Battery life and charging speed are critical factors for electric boat engines. They directly influence the boat’s range and downtime. Improvements in battery technology are making electric boats more practical, but currently, these engines are best suited for shorter trips closer to shore.
Comparative Analysis of Different Fuel Types
Doing a comparative analysis of different fuel types can help you make a more informed decision about the best fuel for your boating needs.
Fuel Cost Efficiency
Gasoline and natural gas can be less expensive upfront but may incur higher costs in the long run due to lower fuel efficiency and greater emissions. Diesel, though higher in initial costs, tends to be more fuel-efficient, potentially saving money over time. Electric power has the highest initial costs but can lead to significant savings in “fuel” costs over time.

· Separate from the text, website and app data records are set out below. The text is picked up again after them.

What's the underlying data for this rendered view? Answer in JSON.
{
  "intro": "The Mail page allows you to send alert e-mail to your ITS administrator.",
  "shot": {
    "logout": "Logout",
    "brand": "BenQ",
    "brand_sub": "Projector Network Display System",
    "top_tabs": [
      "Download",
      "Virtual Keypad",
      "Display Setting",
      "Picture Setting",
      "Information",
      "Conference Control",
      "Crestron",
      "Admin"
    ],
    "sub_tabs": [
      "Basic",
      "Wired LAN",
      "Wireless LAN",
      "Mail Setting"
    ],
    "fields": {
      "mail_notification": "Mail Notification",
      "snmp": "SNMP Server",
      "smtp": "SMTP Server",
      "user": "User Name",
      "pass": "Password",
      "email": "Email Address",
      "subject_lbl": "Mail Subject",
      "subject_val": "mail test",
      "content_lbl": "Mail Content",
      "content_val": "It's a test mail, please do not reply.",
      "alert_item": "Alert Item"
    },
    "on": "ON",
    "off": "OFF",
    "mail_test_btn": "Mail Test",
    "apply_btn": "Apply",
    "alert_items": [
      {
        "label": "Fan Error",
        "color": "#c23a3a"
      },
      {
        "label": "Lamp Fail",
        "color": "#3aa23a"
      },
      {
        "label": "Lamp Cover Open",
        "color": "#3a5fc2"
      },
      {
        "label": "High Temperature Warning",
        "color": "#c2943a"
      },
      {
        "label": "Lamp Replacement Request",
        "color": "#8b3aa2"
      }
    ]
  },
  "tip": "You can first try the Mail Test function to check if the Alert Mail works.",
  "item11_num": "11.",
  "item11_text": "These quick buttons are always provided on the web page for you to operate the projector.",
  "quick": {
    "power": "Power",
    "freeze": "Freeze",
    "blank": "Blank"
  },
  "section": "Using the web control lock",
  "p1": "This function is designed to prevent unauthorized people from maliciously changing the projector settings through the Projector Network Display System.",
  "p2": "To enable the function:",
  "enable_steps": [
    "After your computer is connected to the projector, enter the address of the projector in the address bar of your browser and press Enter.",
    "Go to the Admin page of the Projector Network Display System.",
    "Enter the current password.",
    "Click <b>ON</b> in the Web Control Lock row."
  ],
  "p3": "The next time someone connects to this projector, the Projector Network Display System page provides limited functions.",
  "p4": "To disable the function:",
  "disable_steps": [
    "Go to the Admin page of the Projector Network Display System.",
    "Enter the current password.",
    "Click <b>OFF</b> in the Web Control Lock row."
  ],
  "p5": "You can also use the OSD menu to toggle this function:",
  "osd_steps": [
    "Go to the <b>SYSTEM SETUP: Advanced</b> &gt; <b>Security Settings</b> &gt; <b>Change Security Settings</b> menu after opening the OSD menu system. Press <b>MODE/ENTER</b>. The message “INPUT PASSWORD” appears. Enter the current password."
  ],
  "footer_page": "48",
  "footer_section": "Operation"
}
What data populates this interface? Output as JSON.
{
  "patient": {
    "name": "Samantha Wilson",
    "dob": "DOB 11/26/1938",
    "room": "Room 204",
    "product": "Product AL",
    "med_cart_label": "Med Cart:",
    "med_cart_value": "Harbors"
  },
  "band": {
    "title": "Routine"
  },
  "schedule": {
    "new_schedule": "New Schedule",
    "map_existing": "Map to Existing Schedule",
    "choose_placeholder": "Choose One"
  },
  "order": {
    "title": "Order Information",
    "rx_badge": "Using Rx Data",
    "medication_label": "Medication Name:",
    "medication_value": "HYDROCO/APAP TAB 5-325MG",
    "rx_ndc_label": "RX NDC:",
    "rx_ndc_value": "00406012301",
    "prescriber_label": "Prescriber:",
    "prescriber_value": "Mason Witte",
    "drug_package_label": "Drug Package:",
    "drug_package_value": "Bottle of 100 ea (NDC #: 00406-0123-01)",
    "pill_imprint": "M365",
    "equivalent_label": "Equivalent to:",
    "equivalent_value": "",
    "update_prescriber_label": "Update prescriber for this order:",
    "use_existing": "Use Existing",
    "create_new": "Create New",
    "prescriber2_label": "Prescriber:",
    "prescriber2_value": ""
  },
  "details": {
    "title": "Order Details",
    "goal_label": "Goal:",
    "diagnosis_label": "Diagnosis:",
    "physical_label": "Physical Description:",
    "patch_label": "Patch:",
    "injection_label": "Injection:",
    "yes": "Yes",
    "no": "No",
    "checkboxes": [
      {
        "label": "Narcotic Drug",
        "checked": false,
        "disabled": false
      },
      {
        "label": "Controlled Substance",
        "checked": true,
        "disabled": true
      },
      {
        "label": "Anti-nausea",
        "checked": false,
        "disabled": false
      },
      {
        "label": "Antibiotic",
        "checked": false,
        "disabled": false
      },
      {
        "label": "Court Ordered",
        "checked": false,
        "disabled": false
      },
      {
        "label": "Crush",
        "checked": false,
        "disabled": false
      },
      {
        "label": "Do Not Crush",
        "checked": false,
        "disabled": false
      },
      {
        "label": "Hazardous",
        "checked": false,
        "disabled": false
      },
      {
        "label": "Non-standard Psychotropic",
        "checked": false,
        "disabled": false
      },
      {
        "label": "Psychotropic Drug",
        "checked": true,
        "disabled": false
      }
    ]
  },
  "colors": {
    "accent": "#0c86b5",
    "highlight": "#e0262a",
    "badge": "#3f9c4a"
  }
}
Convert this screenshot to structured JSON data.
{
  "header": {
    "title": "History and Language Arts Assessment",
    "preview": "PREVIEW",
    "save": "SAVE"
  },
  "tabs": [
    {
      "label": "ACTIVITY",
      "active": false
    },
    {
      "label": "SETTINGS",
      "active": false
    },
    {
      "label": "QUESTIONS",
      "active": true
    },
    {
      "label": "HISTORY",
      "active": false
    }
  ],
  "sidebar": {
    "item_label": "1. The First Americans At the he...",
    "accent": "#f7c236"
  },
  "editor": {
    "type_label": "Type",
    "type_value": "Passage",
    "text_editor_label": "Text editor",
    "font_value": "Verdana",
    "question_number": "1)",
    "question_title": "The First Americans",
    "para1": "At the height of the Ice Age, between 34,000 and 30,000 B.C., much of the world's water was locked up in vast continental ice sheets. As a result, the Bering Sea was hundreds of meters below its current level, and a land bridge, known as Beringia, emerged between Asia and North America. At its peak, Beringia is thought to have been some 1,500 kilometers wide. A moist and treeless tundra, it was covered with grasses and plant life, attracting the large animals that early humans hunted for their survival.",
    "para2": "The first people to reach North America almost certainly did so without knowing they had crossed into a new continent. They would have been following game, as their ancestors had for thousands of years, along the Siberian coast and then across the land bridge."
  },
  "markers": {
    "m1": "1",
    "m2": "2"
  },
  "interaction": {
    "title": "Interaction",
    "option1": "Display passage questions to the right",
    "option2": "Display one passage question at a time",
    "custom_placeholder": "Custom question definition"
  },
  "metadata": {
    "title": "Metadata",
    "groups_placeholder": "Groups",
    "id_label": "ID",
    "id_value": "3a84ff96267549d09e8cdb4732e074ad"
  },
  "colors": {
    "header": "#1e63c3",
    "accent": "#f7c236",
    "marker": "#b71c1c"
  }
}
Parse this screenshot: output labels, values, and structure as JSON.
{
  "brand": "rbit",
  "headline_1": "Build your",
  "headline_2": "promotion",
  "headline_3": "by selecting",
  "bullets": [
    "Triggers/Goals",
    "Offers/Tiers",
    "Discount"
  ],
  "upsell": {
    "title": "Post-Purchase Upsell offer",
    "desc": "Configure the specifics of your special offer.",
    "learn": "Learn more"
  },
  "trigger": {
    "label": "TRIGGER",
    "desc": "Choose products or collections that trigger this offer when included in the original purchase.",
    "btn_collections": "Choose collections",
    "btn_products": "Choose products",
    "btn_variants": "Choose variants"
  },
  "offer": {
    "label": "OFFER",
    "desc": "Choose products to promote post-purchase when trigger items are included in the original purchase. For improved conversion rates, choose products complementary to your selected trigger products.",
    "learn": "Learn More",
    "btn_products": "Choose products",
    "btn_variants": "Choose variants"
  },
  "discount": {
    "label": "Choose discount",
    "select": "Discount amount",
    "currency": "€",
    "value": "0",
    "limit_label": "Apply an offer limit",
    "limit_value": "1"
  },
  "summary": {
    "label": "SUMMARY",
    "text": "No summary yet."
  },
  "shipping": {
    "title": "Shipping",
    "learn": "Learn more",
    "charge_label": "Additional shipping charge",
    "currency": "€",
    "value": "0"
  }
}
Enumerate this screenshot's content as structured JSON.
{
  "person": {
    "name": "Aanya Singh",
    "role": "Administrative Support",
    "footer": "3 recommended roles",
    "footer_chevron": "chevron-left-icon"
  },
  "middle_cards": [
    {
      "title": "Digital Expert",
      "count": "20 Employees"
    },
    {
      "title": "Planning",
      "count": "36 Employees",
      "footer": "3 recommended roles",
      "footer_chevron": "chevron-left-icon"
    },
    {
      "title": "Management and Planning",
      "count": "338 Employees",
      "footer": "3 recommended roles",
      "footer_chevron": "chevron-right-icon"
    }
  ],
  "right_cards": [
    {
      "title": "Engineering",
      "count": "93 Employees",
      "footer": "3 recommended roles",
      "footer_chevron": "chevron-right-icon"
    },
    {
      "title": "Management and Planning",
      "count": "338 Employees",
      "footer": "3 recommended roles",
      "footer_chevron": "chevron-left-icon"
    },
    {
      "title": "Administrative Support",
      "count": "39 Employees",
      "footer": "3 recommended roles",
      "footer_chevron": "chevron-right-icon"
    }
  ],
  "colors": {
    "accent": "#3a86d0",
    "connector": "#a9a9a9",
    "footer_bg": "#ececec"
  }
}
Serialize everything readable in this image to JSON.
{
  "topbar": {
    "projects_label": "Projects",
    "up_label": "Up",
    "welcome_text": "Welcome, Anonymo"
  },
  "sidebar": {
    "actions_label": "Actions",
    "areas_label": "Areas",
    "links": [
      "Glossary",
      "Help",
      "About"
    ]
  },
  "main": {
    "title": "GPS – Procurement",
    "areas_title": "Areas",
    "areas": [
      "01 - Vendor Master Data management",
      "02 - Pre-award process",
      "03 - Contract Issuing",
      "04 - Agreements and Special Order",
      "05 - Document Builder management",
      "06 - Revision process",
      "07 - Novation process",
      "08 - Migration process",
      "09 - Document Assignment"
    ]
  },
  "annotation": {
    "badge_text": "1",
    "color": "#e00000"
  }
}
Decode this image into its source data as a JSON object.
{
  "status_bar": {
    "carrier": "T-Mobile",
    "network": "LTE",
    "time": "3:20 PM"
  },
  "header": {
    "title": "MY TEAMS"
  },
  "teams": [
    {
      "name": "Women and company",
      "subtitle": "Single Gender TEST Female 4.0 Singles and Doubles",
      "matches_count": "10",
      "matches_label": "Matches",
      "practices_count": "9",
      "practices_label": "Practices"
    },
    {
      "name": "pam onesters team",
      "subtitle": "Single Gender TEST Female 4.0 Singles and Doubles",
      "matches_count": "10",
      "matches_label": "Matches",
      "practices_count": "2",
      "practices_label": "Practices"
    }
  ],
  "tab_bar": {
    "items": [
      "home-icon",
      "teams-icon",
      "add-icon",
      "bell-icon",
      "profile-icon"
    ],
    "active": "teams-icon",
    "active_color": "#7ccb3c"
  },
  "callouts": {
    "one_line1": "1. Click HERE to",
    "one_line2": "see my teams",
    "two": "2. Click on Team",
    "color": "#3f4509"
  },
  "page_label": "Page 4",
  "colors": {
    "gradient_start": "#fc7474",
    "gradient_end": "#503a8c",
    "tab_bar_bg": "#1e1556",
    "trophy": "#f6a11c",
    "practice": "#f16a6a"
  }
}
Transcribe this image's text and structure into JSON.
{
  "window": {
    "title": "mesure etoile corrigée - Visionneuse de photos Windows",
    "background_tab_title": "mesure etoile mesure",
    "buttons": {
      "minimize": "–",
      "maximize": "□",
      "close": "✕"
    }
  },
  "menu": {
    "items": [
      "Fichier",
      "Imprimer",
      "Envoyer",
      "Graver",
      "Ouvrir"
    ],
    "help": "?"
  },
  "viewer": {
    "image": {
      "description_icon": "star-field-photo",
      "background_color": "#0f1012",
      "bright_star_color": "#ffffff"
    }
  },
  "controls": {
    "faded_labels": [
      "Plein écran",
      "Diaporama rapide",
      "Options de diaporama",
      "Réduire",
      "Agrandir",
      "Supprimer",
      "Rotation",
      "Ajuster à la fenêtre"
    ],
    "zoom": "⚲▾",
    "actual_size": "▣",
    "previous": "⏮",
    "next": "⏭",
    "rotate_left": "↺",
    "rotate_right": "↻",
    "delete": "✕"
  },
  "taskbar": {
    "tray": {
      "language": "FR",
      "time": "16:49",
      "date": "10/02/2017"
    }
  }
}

Impact on Engine Lifespan
Traditionally powered boat engines tend to have shorter lifespans than electric engines due to their increased number of moving parts and susceptibility to damage from poor quality or contaminated fuel.
Gasoline and diesel typically offer better performance characteristics, such as power and torque, than natural gas. Electric engines, while quieter and cleaner, are currently limited in terms of range and speed but are consistently improving with the advancements in battery technology and infrastructure.
Environmental Impacts of Different Fuel Types
Considering the environmental impact of different boat fuels is crucial given the increasing awareness and urgency around protecting the Earth’s natural resources.
Carbon Footprint and Emissions
Gasoline and diesel engines are responsible for considerable carbon emissions, contributing to global climate change. Natural gas fuels emit less carbon and harmful pollutants, representing a cleaner option. Electric power, meanwhile, boasts zero emissions at the point of use.
Impact on Marine Life
Fuel spills and emissions from traditional boat engines can harm marine life. Electric power, with its zero emissions and quiet operation, is arguably the most eco-friendly choice.
Long term sustainability
Using natural resources like oil for fuel is not sustainable in the long run, and resources will eventually deplete. On the other hand, electric power presents a more sustainable option that can be generated from renewable sources such as solar and wind.
Role of Fuel Quality in Engine Performance
Fuel quality plays a critical role in engine performance and its longevity, and is often overlooked.
Pure, contaminant-free fuel delivers the best performance. Water, debris, or other impurities in the fuel can cause problems with the engine, leading to decreased power output and potential engine damage.
Certain fuel additives can help improve fuel efficiency, engine power, and longevity. Some additives clean the fuel system, while others enhance fuel stability.
Impact of Contaminated Fuels
Contaminated fuel can wreak havoc on an engine, causing issues such as faulty performance, decreased efficiency, and serious engine damage that could remain even after the contaminated fuel is replaced with clean fuel.
Future of Boat Engine Fuels
The future of boat engine fuels looks set to continue evolving as improved technology, emerging fuels, and regulatory changes come into play.
Biofuels and hydrogen fuel cells represent exciting developments in the boat fuel sector, with the potential to provide cleaner, more sustainable energy sources.
Advances in Engine Technology
Improved fuel injection systems, engine designs, and better-performing batteries will continue to enhance engine performance, efficiency, and lifespan.
Impact of Regulations and Policies
Eco-friendly regulations and policies will likely direct the future of boat engine fuels. Moves towards reducing carbon emissions and protecting marine life will encourage the development and adoption of cleaner, more sustainable boat fuels.
In conclusion, understanding the different types of boat engine fuels and their impacts on engine performance, environmental effects, and future developments can guide you in making a more knowledgeable decision when choosing a boat. Whether it’s gasoline, diesel, natural gas, or electric power, each fuel type comes with its own set of qualities and impacts — understanding these can significantly enhance your boating experience.